Based on articles I’ve been reading lately in mainstream and tech blogs alike, it seems that there’s a major lack of understanding around community management. I personally don’t care what you call it, as long as you do it, but various articles, contests and job descriptions make me think that most people think that community managers are “those people who tweet and Facebook”. While differences between social media professionals and community professionals can look somewhat nuanced — and the jobs do overlap quite a bit — I think there are implications to the future of the community management profession if we aren’t understood, measured or hired with the right expectations. This post is just one girl’s attempt to clarify what I see through the lens of my own understanding — in no way is this a definitive guide to anything. I have no answers, but I know that if we ask good questions together, we will arrive at something that works.

Lots of articles (like this one) describe the duties of community manager as strengthening the responsiveness of the business to the customer, creating content and analyzing fans’ response to this content, and telling the company story through customers’ stories. These are very worthwhile goals, and building a better relationship between the brand and its customers is something a social business must do — it’s not an option, it’s just how business is. Your community will revolve around content — content that’s created, iterated, discussed by the community and content that originates from the community. But are responsiveness and content community management? I don’t think so, because it mentions nothing of building deep relationships with your customers and helping your customers create these relationships with each other. It mentions nothing of the difficult work of actually increasing intimacy between a group of people driven by passion — warts and all. Social media professionals and community managers are like Venn diagrams — they are hugely overlapping (and the amount of overlap depends on your context), but they aren’t the same or mutually exclusive. Social tools help community managers scale and be more effective, build better communities and even provide conduits between communities. However, you don’t need social media to have a community. Here’s how I view the different roles:

 

1) Social media marketing is using social channels to amplify the marketing message, and smart social media marketers know how to tell a brand story through customer stories. If you have done your work of becoming a more social business —  on the inside and outside — you will have an easier time rallying customers to tell their stories. They may even do it without you prompting.  That being said, you won’t go very far in your marketing efforts if what your customers are actually saying doesn’t resonate with the message you are trying to cultivate. The brilliant social media marketers aren’t heavy-handed; rather, they are facilitators. You need to give your customers an experience worthy of sharing, and help them share it.

2) Social business is about making social a process and building it into various parts of the business (this is the hardest, I think, because it really challenges existing processes and existing culture). You can’t become a social business over night, and the process is truly evolutionary. The object of a social business is to optimize around creating better customer experiences across all the different touchpoints: product itself, marketing, service, sales. It’s about listening first, creating insights with data, acting upon those insights and inviting the customer “into the fold” to figure out the future. It’s also about making your business more nimble and able to move at the speed of business, to become more proactive instead of reactive.

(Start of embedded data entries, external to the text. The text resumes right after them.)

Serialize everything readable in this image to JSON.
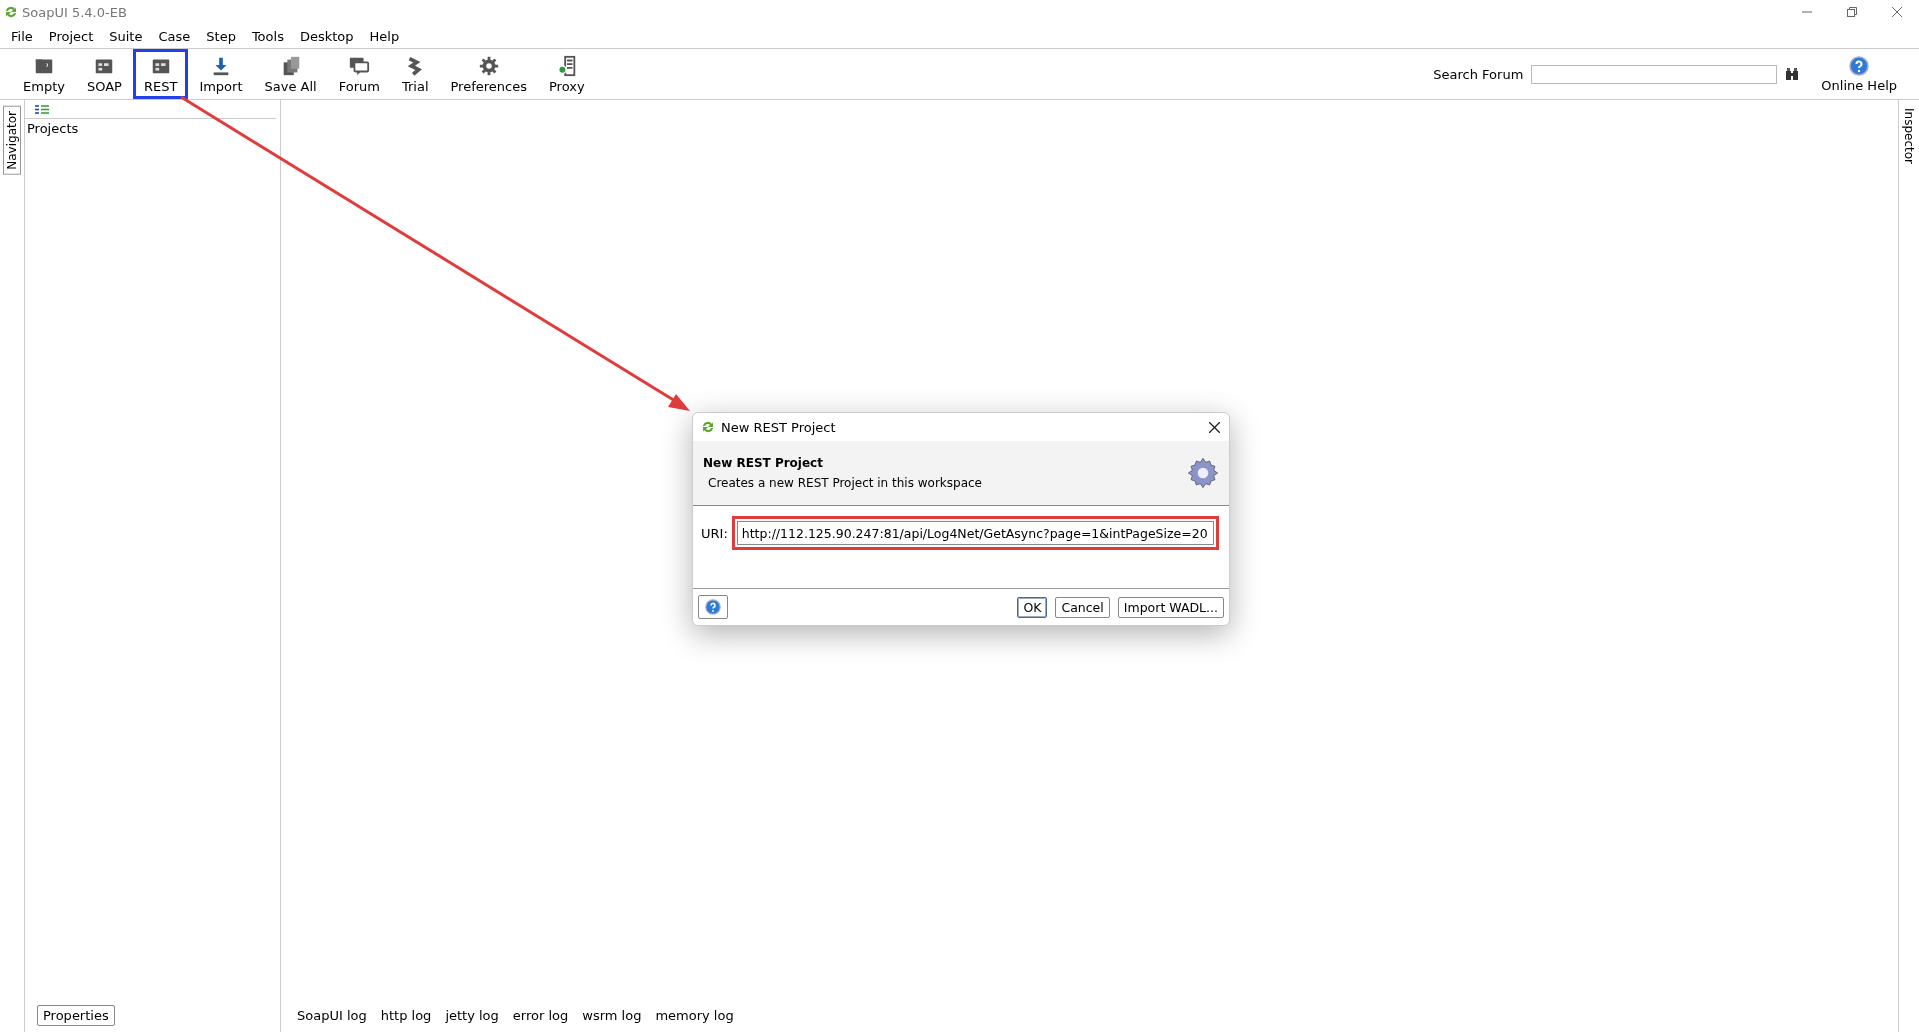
{
  "window": {
    "title": "SoapUI 5.4.0-EB"
  },
  "menu": [
    "File",
    "Project",
    "Suite",
    "Case",
    "Step",
    "Tools",
    "Desktop",
    "Help"
  ],
  "toolbar": [
    {
      "label": "Empty",
      "highlighted": false
    },
    {
      "label": "SOAP",
      "highlighted": false
    },
    {
      "label": "REST",
      "highlighted": true
    },
    {
      "label": "Import",
      "highlighted": false
    },
    {
      "label": "Save All",
      "highlighted": false
    },
    {
      "label": "Forum",
      "highlighted": false
    },
    {
      "label": "Trial",
      "highlighted": false
    },
    {
      "label": "Preferences",
      "highlighted": false
    },
    {
      "label": "Proxy",
      "highlighted": false
    }
  ],
  "search": {
    "label": "Search Forum"
  },
  "help": {
    "label": "Online Help"
  },
  "navigator": {
    "tab": "Navigator",
    "tree_root": "Projects",
    "properties_button": "Properties"
  },
  "inspector": {
    "tab": "Inspector"
  },
  "log_tabs": [
    "SoapUI log",
    "http log",
    "jetty log",
    "error log",
    "wsrm log",
    "memory log"
  ],
  "dialog": {
    "title": "New REST Project",
    "heading": "New REST Project",
    "description": "Creates a new REST Project in this workspace",
    "uri_label": "URI:",
    "uri_value": "http://112.125.90.247:81/api/Log4Net/GetAsync?page=1&intPageSize=20",
    "uri_highlighted": true,
    "buttons": [
      "OK",
      "Cancel",
      "Import WADL..."
    ]
  }
}
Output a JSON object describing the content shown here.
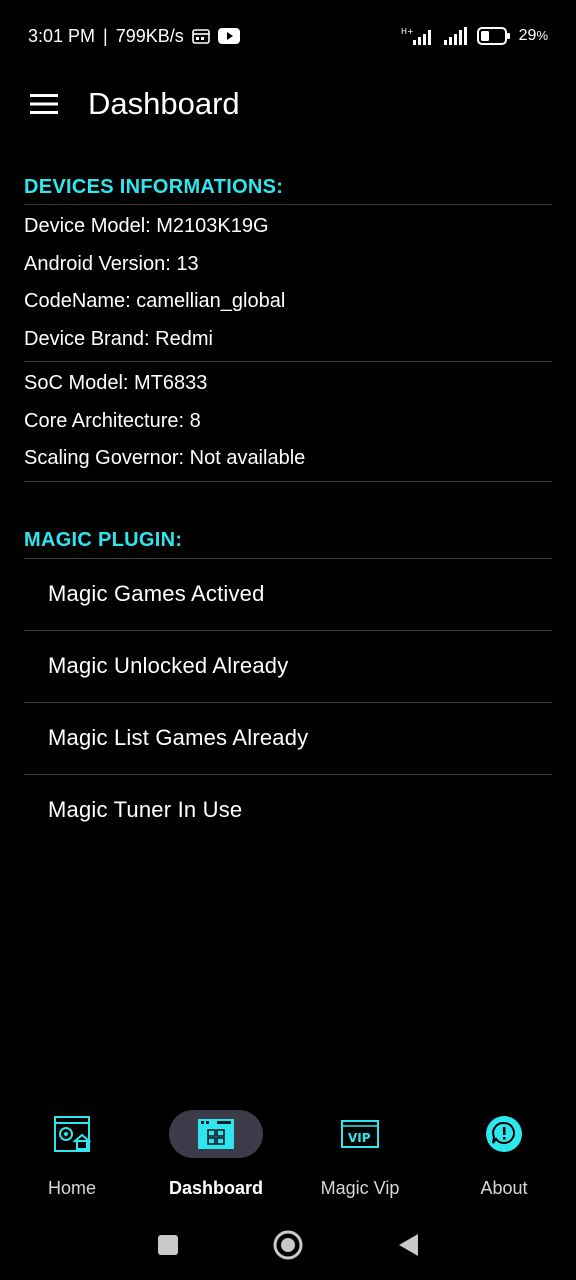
{
  "status_bar": {
    "time": "3:01 PM",
    "separator": "|",
    "net_speed": "799KB/s",
    "battery": "29",
    "battery_unit": "%",
    "icons": [
      "calendar-icon",
      "youtube-icon",
      "signal-hplus-icon",
      "signal-icon",
      "battery-icon"
    ]
  },
  "app_bar": {
    "title": "Dashboard",
    "menu_icon": "hamburger-menu-icon"
  },
  "device_info": {
    "title": "DEVICES INFORMATIONS:",
    "group1": [
      "Device Model: M2103K19G",
      "Android Version: 13",
      "CodeName: camellian_global",
      "Device Brand: Redmi"
    ],
    "group2": [
      "SoC Model: MT6833",
      "Core Architecture: 8",
      "Scaling Governor: Not available"
    ]
  },
  "magic_plugin": {
    "title": "MAGIC PLUGIN:",
    "items": [
      "Magic Games Actived",
      "Magic Unlocked Already",
      "Magic List Games Already",
      "Magic Tuner In Use"
    ]
  },
  "bottom_nav": {
    "items": [
      {
        "label": "Home",
        "icon": "home-gear-icon",
        "active": false
      },
      {
        "label": "Dashboard",
        "icon": "dashboard-window-icon",
        "active": true
      },
      {
        "label": "Magic Vip",
        "icon": "vip-icon",
        "active": false
      },
      {
        "label": "About",
        "icon": "chat-info-icon",
        "active": false
      }
    ]
  },
  "colors": {
    "accent": "#2ee6ee",
    "background": "#000000",
    "active_pill": "#3b3b4a",
    "divider": "#3a3a3a"
  }
}
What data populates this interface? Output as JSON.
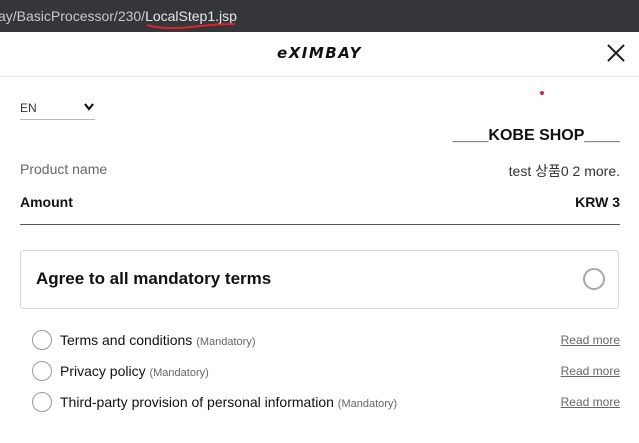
{
  "browser": {
    "url_prefix": "ay/BasicProcessor/230/",
    "url_page": "LocalStep1.jsp",
    "annotation_color": "#d9232e"
  },
  "header": {
    "logo": "eXIMBAY",
    "close_icon": "close-icon"
  },
  "language": {
    "selected": "EN",
    "chevron_icon": "chevron-down-icon"
  },
  "shop": {
    "name": "____KOBE SHOP____"
  },
  "order": {
    "product_label": "Product name",
    "product_value": "test 상품0 2 more.",
    "amount_label": "Amount",
    "amount_value": "KRW 3"
  },
  "agreement": {
    "all_label": "Agree to all mandatory terms",
    "terms": [
      {
        "label": "Terms and conditions",
        "tag": "(Mandatory)",
        "link": "Read more"
      },
      {
        "label": "Privacy policy",
        "tag": "(Mandatory)",
        "link": "Read more"
      },
      {
        "label": "Third-party provision of personal information",
        "tag": "(Mandatory)",
        "link": "Read more"
      }
    ]
  }
}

3) Community management is about creating collaboration spaces where various groups come together to create something greater than themselves and greater than they would create on their own. It’s about the depth of relationship that you can’t develop through casual interchanges, and it’s grounded in passion and vision. You can certainly create a community by using social tools, and it’s not about the tool as much as it is about its dynamics, its ability to solve problems for its constituents, and the amount of value created together.

From the standpoint of a company-hosted customer community.. At times, I’ve seen conflict between social media marketers and community managers, arising from the messiness that a community brings with it. Communities are made of passion, and passion is unpredictable. That doesn’t mean that a community is synonymous with lawlessness. Community management (the term with which I take issue also) is the difficult and exciting work of figuring out who the members of the community are, what their needs are and what jobs they’ve come to do, and helping the community form and evolve its norms. In the end, a healthy community will generate solutions that will drive all of its members forward — including the company that hosts the customer community. It will also result in great customer stories which can be used for social media marketing, and it will help the company become a social business through listening and working through problems together. See how it all ties together?

4) Social media itself is not really a job, it’s a set of tools — a pathway for person-to-person communications, which can be for any of the jobs listed above. Saying you are a social media manager is like saying you are a phone or email manager. Ok great, but for what purpose? Personal aside: I want to strike the word media from describing what’s now known as social media. It’s not media at all, and as long as we keep thinking of it as a broadcast, we’ll keep not meeting its full potential.

I didn’t write this post to split hairs about definitions — anyone who knows me knows that I don’t care what you call something, as long as you actually do it. But words have meaning, and we need to be deliberate in how we use them and transfer this meaning to others. Neither job is better or worse, but they are different, and so are the skills necessary for them. It’s entirely possible that in some companies, social and community are performed by the same person. In my job, I used to do both, and have since transitioned the day-to-day social activities to another employee (although I still oversee processes and internal training and education). I now focus on creating better processes, designing better communities and making sure that all stakeholders — employees and customers — are well supported when they tell their stories.


Photo credit: D Sharon Pruitt